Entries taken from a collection
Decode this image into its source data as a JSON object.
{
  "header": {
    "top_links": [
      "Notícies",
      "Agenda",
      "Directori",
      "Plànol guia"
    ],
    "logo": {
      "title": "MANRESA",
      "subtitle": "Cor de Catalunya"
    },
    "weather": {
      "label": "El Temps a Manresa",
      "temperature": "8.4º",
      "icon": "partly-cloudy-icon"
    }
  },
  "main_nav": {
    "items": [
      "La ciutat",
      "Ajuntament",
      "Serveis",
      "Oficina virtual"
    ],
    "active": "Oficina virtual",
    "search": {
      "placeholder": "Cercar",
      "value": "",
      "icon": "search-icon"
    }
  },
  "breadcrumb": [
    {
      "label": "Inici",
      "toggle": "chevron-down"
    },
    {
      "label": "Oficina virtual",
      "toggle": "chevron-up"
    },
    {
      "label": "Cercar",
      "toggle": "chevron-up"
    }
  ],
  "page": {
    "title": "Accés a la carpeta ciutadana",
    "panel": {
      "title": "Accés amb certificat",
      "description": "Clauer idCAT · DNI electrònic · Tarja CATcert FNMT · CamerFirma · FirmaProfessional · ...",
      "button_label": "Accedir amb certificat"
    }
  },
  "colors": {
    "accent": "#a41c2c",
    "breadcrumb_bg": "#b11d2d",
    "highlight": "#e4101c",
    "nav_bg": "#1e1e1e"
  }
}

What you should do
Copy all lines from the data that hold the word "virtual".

Response area
      "Oficina virtual"
    "active": "Oficina virtual",
      "label": "Oficina virtual",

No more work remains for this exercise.